As the one-year mark approaches since Operation Protective Edge began, we call on our government to return to the negotiating table. The war did not bring an end to the conflict nor did it bring us more security. A diplomatic agreement is the only real hope for a secure Israel.

Here’s how we plan to deliver that message this summer: Women Wage Peace will mark the 50 days of last year’s war (July 8 – August 26) with “Operation Protective Fast.” Each day women

will fast for 50 hours each (or 25 for those who so choose) in a tent set up across from the Prime Minister’s residence in Jerusalem. Our tent will also be a site for presentations and discussions.

As reported by Michael Salisbury-Corech of the +972 alternative news website, “at the entrance to the Prime Minister’s residence in Jerusalem, nearly 30 women are sitting on mattresses, surrounded by banners calling for peace negotiations. One of their shirts reads ‘Women waging peace’ and ‘Stopping the next war!.’ Some of them hold signs that read: “Fasting!” Despite the uniform dress, the women come from different backgrounds: some are Arab, some religious, some Mizrahi, others Ashkenazi.

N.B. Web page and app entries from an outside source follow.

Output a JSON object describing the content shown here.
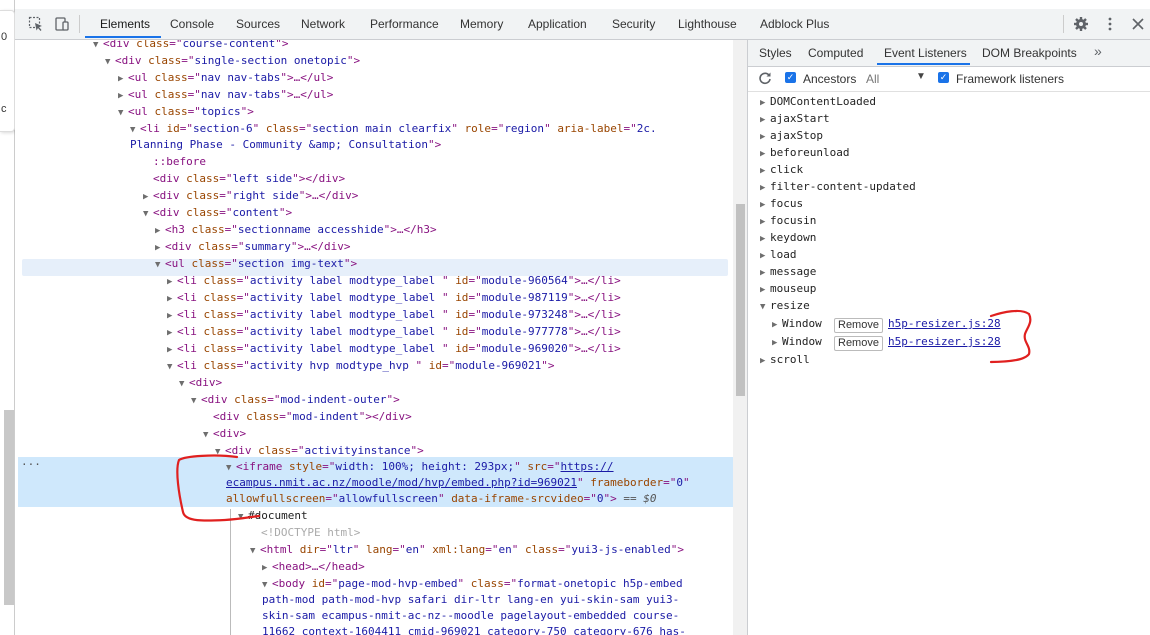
{
  "page_stub": {
    "lines": [
      "0",
      "c"
    ]
  },
  "toolbar": {
    "tabs": [
      "Elements",
      "Console",
      "Sources",
      "Network",
      "Performance",
      "Memory",
      "Application",
      "Security",
      "Lighthouse",
      "Adblock Plus"
    ],
    "active_tab": "Elements"
  },
  "dom_tree": {
    "rows": [
      [
        "▼",
        "<div ",
        "class",
        "course-content",
        ">"
      ],
      [
        "▼",
        "<div ",
        "class",
        "single-section onetopic",
        ">"
      ],
      [
        "▶",
        "<ul ",
        "class",
        "nav nav-tabs",
        ">…</ul>"
      ],
      [
        "▶",
        "<ul ",
        "class",
        "nav nav-tabs",
        ">…</ul>"
      ],
      [
        "▼",
        "<ul ",
        "class",
        "topics",
        ">"
      ]
    ],
    "section_li": {
      "open": "<li ",
      "id_attr": "id",
      "id_val": "section-6",
      "class_attr": "class",
      "class_val": "section main clearfix",
      "role_attr": "role",
      "role_val": "region",
      "aria_attr": "aria-label",
      "aria_val_1": "2c.",
      "aria_val_2": "Planning Phase - Community &amp; Consultation",
      "close": ">"
    },
    "before": "::before",
    "left_side": {
      "pre": "<div ",
      "attr": "class",
      "val": "left side",
      "post": "></div>"
    },
    "right_side": {
      "pre": "<div ",
      "attr": "class",
      "val": "right side",
      "post": ">…</div>"
    },
    "content_div": {
      "pre": "<div ",
      "attr": "class",
      "val": "content",
      "post": ">"
    },
    "h3": {
      "pre": "<h3 ",
      "attr": "class",
      "val": "sectionname accesshide",
      "post": ">…</h3>"
    },
    "summary": {
      "pre": "<div ",
      "attr": "class",
      "val": "summary",
      "post": ">…</div>"
    },
    "ul_section": {
      "pre": "<ul ",
      "attr": "class",
      "val": "section img-text",
      "post": ">"
    },
    "activities": [
      {
        "class": "activity label modtype_label ",
        "id": "module-960564"
      },
      {
        "class": "activity label modtype_label ",
        "id": "module-987119"
      },
      {
        "class": "activity label modtype_label ",
        "id": "module-973248"
      },
      {
        "class": "activity label modtype_label ",
        "id": "module-977778"
      },
      {
        "class": "activity label modtype_label ",
        "id": "module-969020"
      }
    ],
    "hvp_li": {
      "class": "activity hvp modtype_hvp ",
      "id": "module-969021"
    },
    "div_open": "<div>",
    "indent_outer": {
      "pre": "<div ",
      "attr": "class",
      "val": "mod-indent-outer",
      "post": ">"
    },
    "indent": {
      "pre": "<div ",
      "attr": "class",
      "val": "mod-indent",
      "post": "></div>"
    },
    "activityinstance": {
      "pre": "<div ",
      "attr": "class",
      "val": "activityinstance",
      "post": ">"
    },
    "iframe": {
      "open": "<iframe ",
      "style_attr": "style",
      "style_val": "width: 100%; height: 293px;",
      "src_attr": "src",
      "src_val_1": "https://",
      "src_val_2": "ecampus.nmit.ac.nz/moodle/mod/hvp/embed.php?id=969021",
      "fb_attr": "frameborder",
      "fb_val": "0",
      "afs_attr": "allowfullscreen",
      "afs_val": "allowfullscreen",
      "dis_attr": "data-iframe-srcvideo",
      "dis_val": "0",
      "close": ">",
      "eq": "== $0"
    },
    "document": "#document",
    "doctype": "<!DOCTYPE html>",
    "html_tag": {
      "pre": "<html ",
      "dir_attr": "dir",
      "dir_val": "ltr",
      "lang_attr": "lang",
      "lang_val": "en",
      "xml_attr": "xml:lang",
      "xml_val": "en",
      "class_attr": "class",
      "class_val": "yui3-js-enabled",
      "post": ">"
    },
    "head": "<head>…</head>",
    "body_tag": {
      "pre": "<body ",
      "id_attr": "id",
      "id_val": "page-mod-hvp-embed",
      "class_attr": "class",
      "class_val_1": "format-onetopic h5p-embed",
      "class_val_2": "path-mod path-mod-hvp safari dir-ltr lang-en yui-skin-sam yui3-",
      "class_val_3": "skin-sam ecampus-nmit-ac-nz--moodle pagelayout-embedded course-",
      "class_val_4": "11662 context-1604411 cmid-969021 category-750 category-676 has-"
    }
  },
  "side_panel": {
    "tabs": [
      "Styles",
      "Computed",
      "Event Listeners",
      "DOM Breakpoints"
    ],
    "active_tab": "Event Listeners",
    "ancestors_label": "Ancestors",
    "ancestors_checked": true,
    "filter_value": "All",
    "framework_label": "Framework listeners",
    "framework_checked": true,
    "events": [
      "DOMContentLoaded",
      "ajaxStart",
      "ajaxStop",
      "beforeunload",
      "click",
      "filter-content-updated",
      "focus",
      "focusin",
      "keydown",
      "load",
      "message",
      "mouseup",
      "resize"
    ],
    "resize_listeners": [
      {
        "target": "Window",
        "remove_label": "Remove",
        "source": "h5p-resizer.js:28"
      },
      {
        "target": "Window",
        "remove_label": "Remove",
        "source": "h5p-resizer.js:28"
      }
    ],
    "last_event": "scroll"
  },
  "colors": {
    "accent": "#1a73e8",
    "annotation": "#e0201f",
    "selection": "#cfe8fc"
  }
}
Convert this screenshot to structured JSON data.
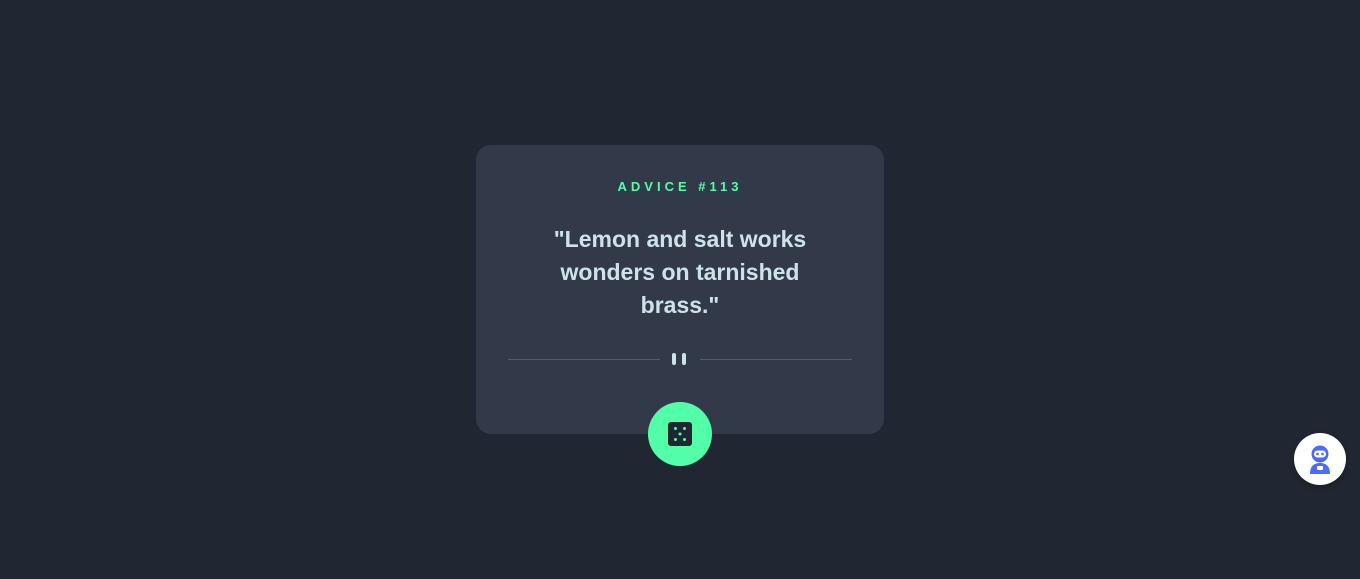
{
  "advice": {
    "label": "ADVICE #113",
    "quote": "\"Lemon and salt works wonders on tarnished brass.\""
  },
  "icons": {
    "divider": "pause-icon",
    "generate": "dice-icon",
    "helper": "robot-assistant-icon"
  },
  "colors": {
    "background": "#202632",
    "card": "#323a49",
    "accent": "#52ffa8",
    "text": "#cee3e9",
    "divider": "#4f5d74",
    "helper_icon": "#4a6cf7"
  }
}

Yael Trader, one of the activists at the protest camp, the reasoning behind the fast: “We wanted to do something significant, because since the last war there has been no process toward an agreement. The last war broke me because of the force that was used, as well as how strong the Israeli consensus was. It frightened me because the common conception here is that only force will solve our problems, and it was clear to me that this doesn’t work. I was close to asking myself whether I can continue to live here. The only remedy for my desperation was to get up and do something.”